Personally, I wouldn't mind having a player like that in a party, as long as I didn't have to help him get in or out, nor carry shovels around. His survival entirely depends on each party member. If he ever crosses someone or if they got fed up, they can get back easily: by pouring something/farting down his straw, abandoning him buried, selling him out to the enemies. There are so many creative ways to get rid of or back at him that it's almost wasteful that I'd most likely just forget to dig him out.
How to deal with this as a DM?
Am I wrong to think that this is not such a great plan? I can't think
of any reason or mechanics to point out the flaws of his plan.
If you ask me, it's a not good plan because I wouldn't want to be in his position, but if he's not bothered and neither is the party, I don't get the problem. Again: if you think the party shouldn't be comfortable with this, force everyone to justify why they're going through pains just so the freak can have his way.
Otherwise, whether or not you, as a DM, should discourage this is a matter of opinion. Personally, I don't think it's the kind of thing the DM should have to intervene in—it's a problem for the character and the party alone. But ultimately, it's your table—you can kill him pretty easily if you want him to stop and he doesn't want to.
Regardless, one thing I think you could and even should do is roll every night for unpleasant effects. Some ideas:
- 10% chance of a perfectly restful night
- 30% for a small unpleasant effect: feeling uncomfortable all night, not getting enough sleep, having an itch, pissing himself, eating bugs, bugs crawling all over his body etc. He'd sleep, just not as much as everyone else.
- 30% for something more inconvenient: fire ants attacking his crotch for small damage, a mole stealing something shiny, water dripping on him all night, something keeping him from sleeping etc. No sleep tonight.
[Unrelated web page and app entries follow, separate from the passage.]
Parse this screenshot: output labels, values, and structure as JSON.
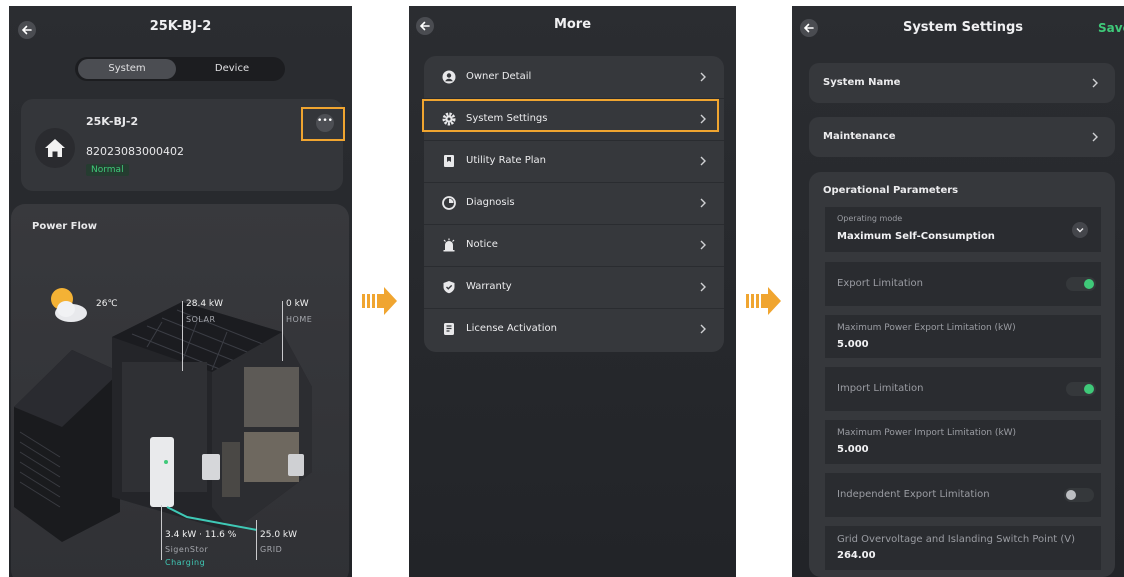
{
  "screen1": {
    "title": "25K-BJ-2",
    "tabs": [
      {
        "label": "System"
      },
      {
        "label": "Device"
      }
    ],
    "system_card": {
      "name": "25K-BJ-2",
      "serial": "82023083000402",
      "status": "Normal"
    },
    "more_label": "•••",
    "power_flow": {
      "title": "Power Flow",
      "weather_temp": "26℃",
      "solar": {
        "value": "28.4 kW",
        "label": "SOLAR"
      },
      "home": {
        "value": "0 kW",
        "label": "HOME"
      },
      "battery": {
        "value": "3.4 kW · 11.6 %",
        "label": "SigenStor",
        "state": "Charging"
      },
      "grid": {
        "value": "25.0 kW",
        "label": "GRID"
      }
    }
  },
  "screen2": {
    "title": "More",
    "items": [
      {
        "label": "Owner Detail",
        "icon": "user-icon"
      },
      {
        "label": "System Settings",
        "icon": "gear-icon"
      },
      {
        "label": "Utility Rate Plan",
        "icon": "bookmark-icon"
      },
      {
        "label": "Diagnosis",
        "icon": "diagnosis-icon"
      },
      {
        "label": "Notice",
        "icon": "notice-icon"
      },
      {
        "label": "Warranty",
        "icon": "shield-icon"
      },
      {
        "label": "License Activation",
        "icon": "license-icon"
      }
    ]
  },
  "screen3": {
    "title": "System Settings",
    "save_label": "Save",
    "system_name_label": "System Name",
    "maintenance_label": "Maintenance",
    "params_title": "Operational Parameters",
    "operating_mode": {
      "label": "Operating mode",
      "value": "Maximum Self-Consumption"
    },
    "export_limitation": {
      "label": "Export Limitation",
      "enabled": true
    },
    "max_export": {
      "label": "Maximum Power Export Limitation (kW)",
      "value": "5.000"
    },
    "import_limitation": {
      "label": "Import Limitation",
      "enabled": true
    },
    "max_import": {
      "label": "Maximum Power Import Limitation (kW)",
      "value": "5.000"
    },
    "independent_export": {
      "label": "Independent Export Limitation",
      "enabled": false
    },
    "grid_overvoltage": {
      "label": "Grid Overvoltage and Islanding Switch Point (V)",
      "value": "264.00"
    }
  },
  "colors": {
    "accent_green": "#3fc979",
    "highlight_orange": "#f0a530",
    "background": "#2b2d31"
  }
}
- 25% of something really bad: partial blockage of the straw so he can't breathe properly, an animal chewing or otherwise damaging the straw, liquids, dirt or mud seeping in the straw to slowly fill his "cave", an animal decides to see what he tastes like, some nasty disease etc. Perhaps some direct damage.
- 5% chance of something fatal or incapacitating: a disastrous collapse of his platform, somebody falling on top of the straw causing it to stab him, partial collapse causing a limb to be deprived of blood, potentially leading to gangrene/amputation etc.
I just made up these probabilities and scenarios, but I'm not familiar with dnd-5e. You can play with them based on the character, the party, their abilities and traits etc. Be creative with the unpleasant effects, think of cumulative ones (sleep deprivation, diseases) and so on and so forth.